About a third of our plot is about ready for planting. The overgrowth and rubbish are gone. It has been dug over. Now it needs a thorough double dig and then we can get the crops in.
Everyone keeps telling us to use root crops to break up the soil and bring it back into use - so potatoes, carrots and parsnips will feature heavily alongside swede and possibily turnips and beetroot.
We've already got a lot of rapsberries and blackberries on the site and we've planted another raspberry and a gooseberry - so we'll see how they do, alongside the two or three (hard to tell under the growth) established apple trees.
The sheds are also now empty so one of them (the one without the huge whole in the wall) is about to be treated to a padlock so we can keep our tools up there instead of lugging them backwards and forwards.
After a winter of discontent, hopefully spring has now sprung and we can start making a real difference on the plot.

Sunday, 18 January 2009

Smoke gets in your eyes

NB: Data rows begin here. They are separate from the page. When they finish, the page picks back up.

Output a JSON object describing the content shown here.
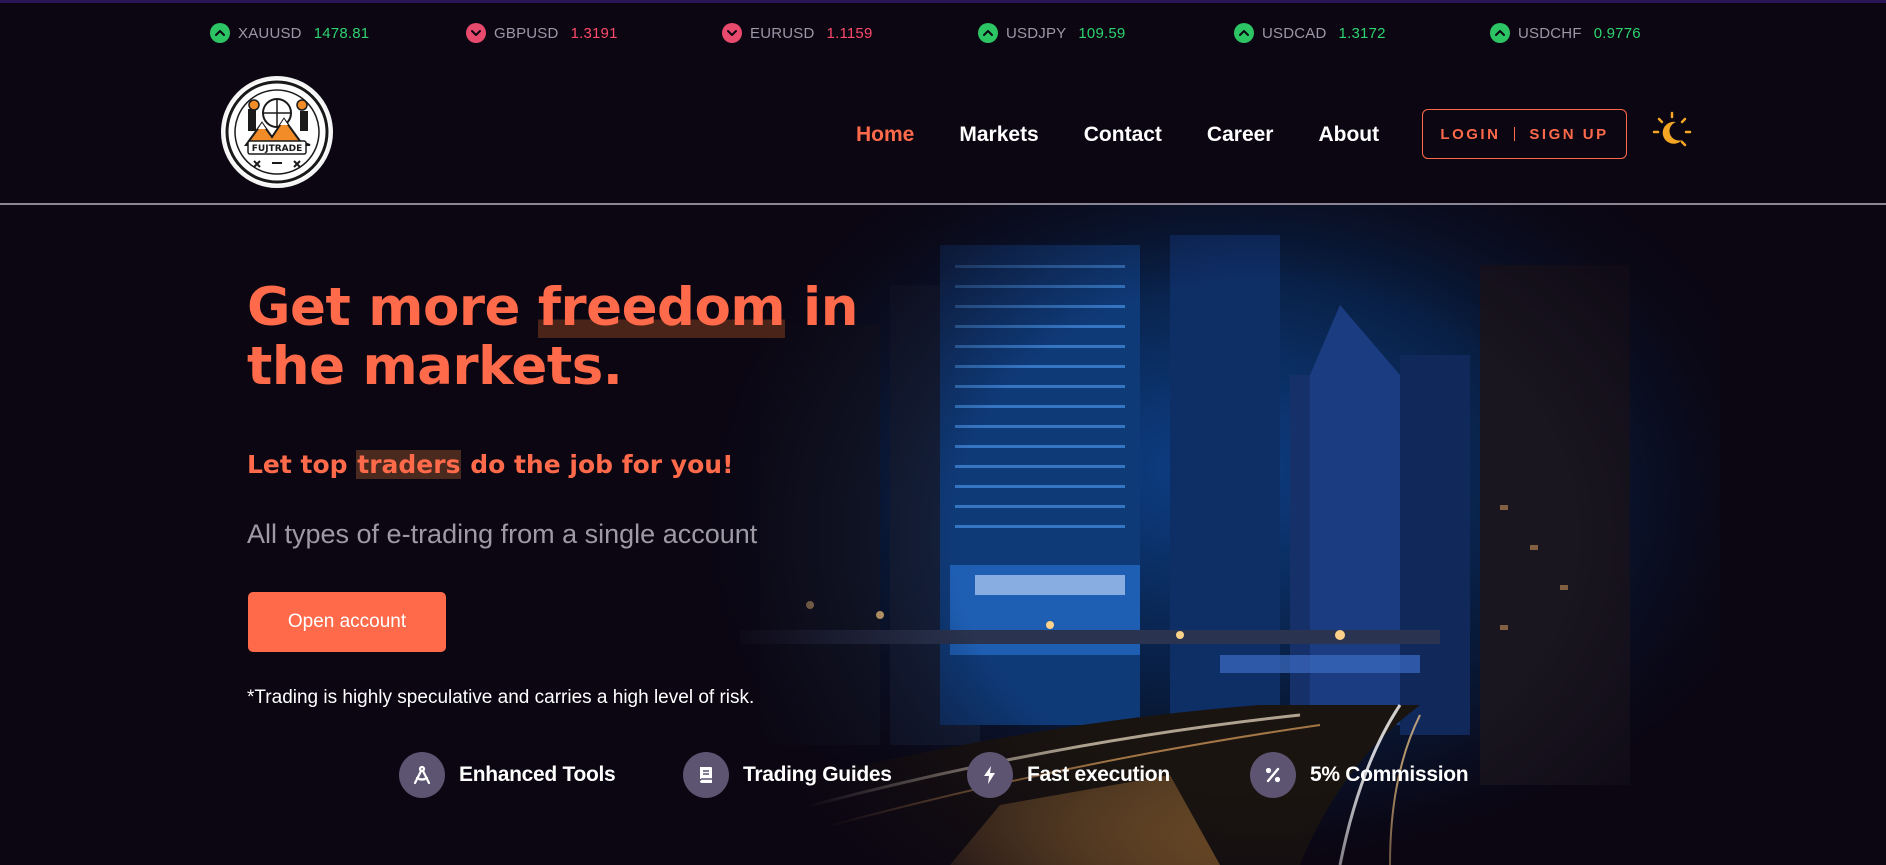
{
  "ticker": [
    {
      "symbol": "XAUUSD",
      "value": "1478.81",
      "direction": "up"
    },
    {
      "symbol": "GBPUSD",
      "value": "1.3191",
      "direction": "down"
    },
    {
      "symbol": "EURUSD",
      "value": "1.1159",
      "direction": "down"
    },
    {
      "symbol": "USDJPY",
      "value": "109.59",
      "direction": "up"
    },
    {
      "symbol": "USDCAD",
      "value": "1.3172",
      "direction": "up"
    },
    {
      "symbol": "USDCHF",
      "value": "0.9776",
      "direction": "up"
    }
  ],
  "brand": {
    "logo_text": "FUJTRADE"
  },
  "nav": {
    "items": [
      {
        "label": "Home",
        "active": true
      },
      {
        "label": "Markets",
        "active": false
      },
      {
        "label": "Contact",
        "active": false
      },
      {
        "label": "Career",
        "active": false
      },
      {
        "label": "About",
        "active": false
      }
    ]
  },
  "auth": {
    "login": "LOGIN",
    "signup": "SIGN UP"
  },
  "theme_toggle": {
    "icon": "moon-sun-icon"
  },
  "hero": {
    "headline_part1": "Get more ",
    "headline_highlight": "freedom",
    "headline_part2": " in the markets.",
    "subhead_part1": "Let top ",
    "subhead_highlight": "traders",
    "subhead_part2": " do the job for you!",
    "tagline": "All types of e-trading from a single account",
    "cta": "Open account",
    "disclaimer": "*Trading is highly speculative and carries a high level of risk."
  },
  "features": [
    {
      "label": "Enhanced Tools",
      "icon": "drafting-compass-icon"
    },
    {
      "label": "Trading Guides",
      "icon": "book-icon"
    },
    {
      "label": "Fast execution",
      "icon": "lightning-bolt-icon"
    },
    {
      "label": "5% Commission",
      "icon": "percent-icon"
    }
  ],
  "colors": {
    "background": "#0b0612",
    "accent": "#ff6a4a",
    "up": "#2dd36f",
    "down": "#ff4a6b",
    "feature_icon_bg": "#5c5471"
  }
}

Back on the patch yesterday after the winter (ie, its too darn cold) break, and managed to make a huge dent in the clean-up.
There was a community spring clean organised by the allotment association, so we helped trim back all the overgrowth around the borders and burn the waste, while also burning our own waste and shifting some of the junk dumped at the bottom of our plot.
The others chipped in to help us burn our pile of waste and the whole day had a great community feel.
We all sat down for a lunch of jacket potatoes, chilli and biscuits before tackling the rest of the site in the afternoon.
The bad news is someone seems to have taken our fruitcage - very annoying after we spent so long freeing it up and preparing it for planting.
Others on the plot say they have also had things stolen in the last few days and weeks - including a set of table and chairs.
After years of the site being free from theft they blame the credit crunch for the recent attacks - and they warn it'll get worse when the crops start to come through.
The good news is that the association has been awarded more than £1,000 which will allow them to build a composting toilet on the site - if they can decide where to put it.